Now I get to be involved again. I get to see my nephew grow up. I get to go on vacations. I get to find things I enjoy and do them. I get to find people I enjoy and be with them. It’s exciting. And it’s worth it.
2. I was tired of being boring.
Okay, let’s face it, eating disorders make you kind of boring. Yeah, there’s lots of drama and life or death stuff, but when all you can talk about is food and weight, it’s pretty boring. I was incapable of having any kind of interaction that wasn’t marred by my eating disorder. I had no passions, very few relationships, and nothing that I had actually done.
I was boring. And I hated being boring. My life before my eating disorder completely took over was a whole lot more interesting.

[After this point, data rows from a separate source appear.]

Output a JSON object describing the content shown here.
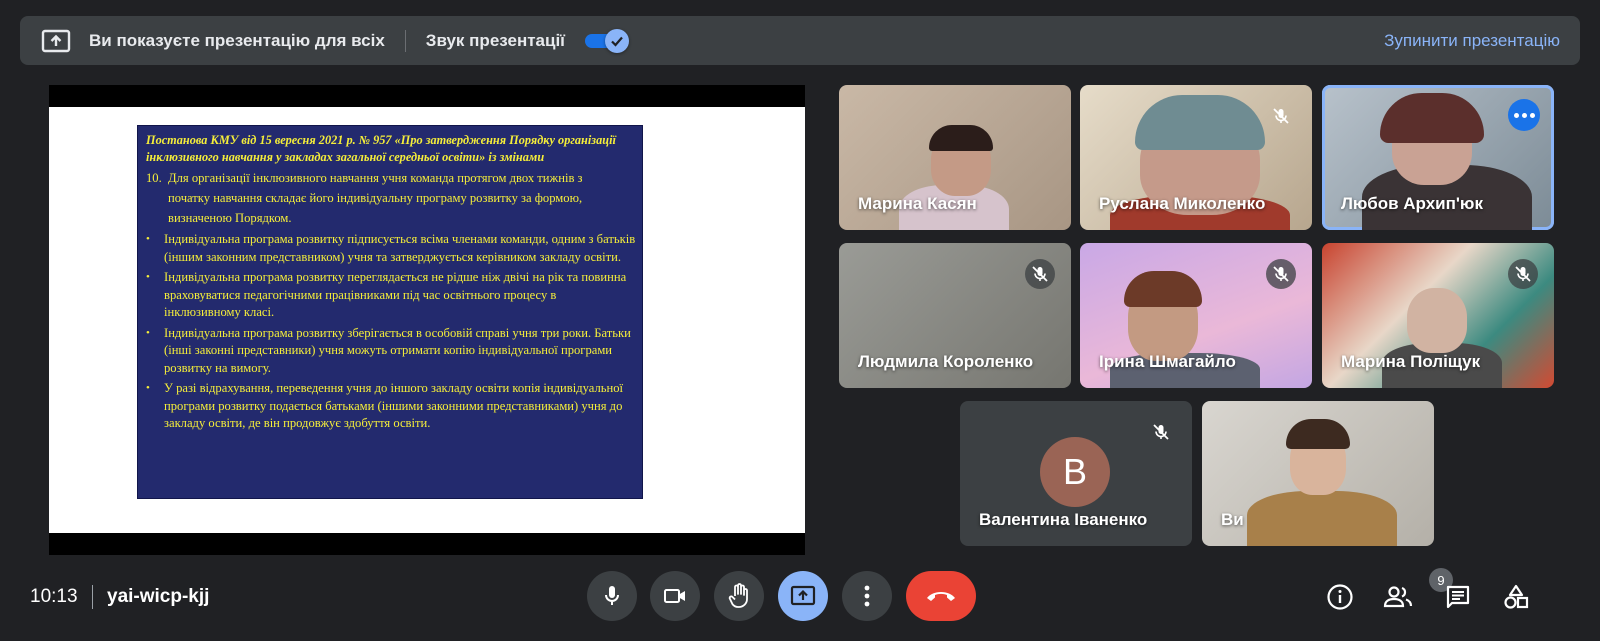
{
  "banner": {
    "presenting_text": "Ви показуєте презентацію для всіх",
    "sound_label": "Звук презентації",
    "sound_enabled": true,
    "stop_label": "Зупинити презентацію"
  },
  "slide": {
    "title": "Постанова КМУ від 15 вересня 2021 р. № 957  «Про затвердження Порядку організації інклюзивного навчання у закладах загальної середньої освіти» із змінами",
    "item_number": "10.",
    "item_first_line": "Для організації інклюзивного навчання учня команда протягом двох тижнів з",
    "item_rest": "початку навчання складає його індивідуальну програму розвитку за формою, визначеною Порядком.",
    "bullets": [
      "Індивідуальна програма розвитку підписується всіма членами команди, одним з батьків (іншим законним представником) учня та затверджується керівником закладу освіти.",
      "Індивідуальна програма розвитку переглядається не рідше ніж двічі на рік та повинна враховуватися педагогічними працівниками під час освітнього процесу в інклюзивному класі.",
      "Індивідуальна програма розвитку зберігається в особовій справі учня три роки. Батьки (інші законні представники) учня можуть отримати копію індивідуальної програми розвитку на вимогу.",
      "У разі відрахування, переведення учня до іншого закладу освіти копія індивідуальної програми розвитку подається батьками (іншими законними представниками) учня до закладу освіти, де він продовжує здобуття освіти."
    ]
  },
  "participants": [
    {
      "name": "Марина Касян",
      "muted": false
    },
    {
      "name": "Руслана Миколенко",
      "muted": true
    },
    {
      "name": "Любов Архип'юк",
      "muted": false,
      "active_speaker": true
    },
    {
      "name": "Людмила Короленко",
      "muted": true
    },
    {
      "name": "Ірина Шмагайло",
      "muted": true
    },
    {
      "name": "Марина Поліщук",
      "muted": true
    },
    {
      "name": "Валентина Іваненко",
      "muted": true,
      "initial": "В"
    },
    {
      "name": "Ви",
      "muted": false
    }
  ],
  "bottom": {
    "time": "10:13",
    "meeting_code": "yai-wicp-kjj",
    "participant_count": "9"
  },
  "colors": {
    "accent": "#8ab4f8",
    "hangup": "#ea4335",
    "background": "#202124"
  }
}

And I wanted that back.
3. I get to go back to my old passions and discover new ones.
One thing that has been really important to me over the past several months has been trying new things. And trying things that I haven’t done in so long to see if I still like them
My eating disorder had taken the joy out of everything. It had also taken my ability to do a lot of those things at all.
I started going to temple weekly. I wrote. I read. I crocheted. I figured out what kind of clothes I liked. I sang. And, finally, I started playing tennis, which was my biggest passion before my eating disorder.
I have found things I enjoy, and I am realizing I am a lot more multifaceted than the eating disorder allowed me to be. Now I can try as many things as I want. I can figure out what I actually want to do as a career. I can travel. I can do all those things that I never could in my eating disorder.
4. I was tired of being anxious all the time.
In my eating disorder, I had three feelings: anxious, depressed, or numb. People around me would have reactions to things, and I would either be numb to it all or just shaking like a leaf with no words to describe what I was feeling. Even when good things would happen, I would have no reaction.
Sometimes having emotions again is scary. But I now get to have the catharsis of crying when I am sad or getting angry. And, best of all, I can now feel joy, excitement, and gratitude. I was so one-dimensional for so long, it’s a great feeling to be able to have more layers.
I still get anxious. Everyone does. But now that I am capable of accessing more emotions, my anxiety is much less debilitating than it was before.
For my whole life the eating disorder or treatment had been my story. I had slowly come to accept that this would be it. That I was just in a waiting game. That I would be a revolving door of treatment that was just putting off the inevitable of my eating disorder killing me.
When my nephew was born, I would have nightmares of my brother and sister-in-law having to tell him when he got older that he used to have an aunt. In those moments I decided that I had to have a different ending to my story.
I still have no idea what is going to come next. I have no idea what my story will be, and that can be terrifying. But it’s also exciting. Before, there was only one possibility and now the possibilities are infinite.
Coming out of treatment has definitely been a challenge, and it continues to be a challenge every day. But it also has given me a second lease on life that I get to create from pretty much a blank slate. It’s both scary and exciting, and I’ve always enjoyed a challenge!
And for right now I will continue to fumble through, because that’s what we are all doing in this crazy thing called life anyway.
Mindy is from Virginia Beach, VA and currently lives in Denver, CO. She spent 12 years in and out of treatment for her eating disorder and is currently exploring and rebuilding her identity, values and life. She is currently working with special education middle schoolers while also exploring tennis, writing, and other interests. She writes a blog, inrecoverybutnowwhat.com, about the struggles of reintegrating into adult life in recovery after extended treatment stays.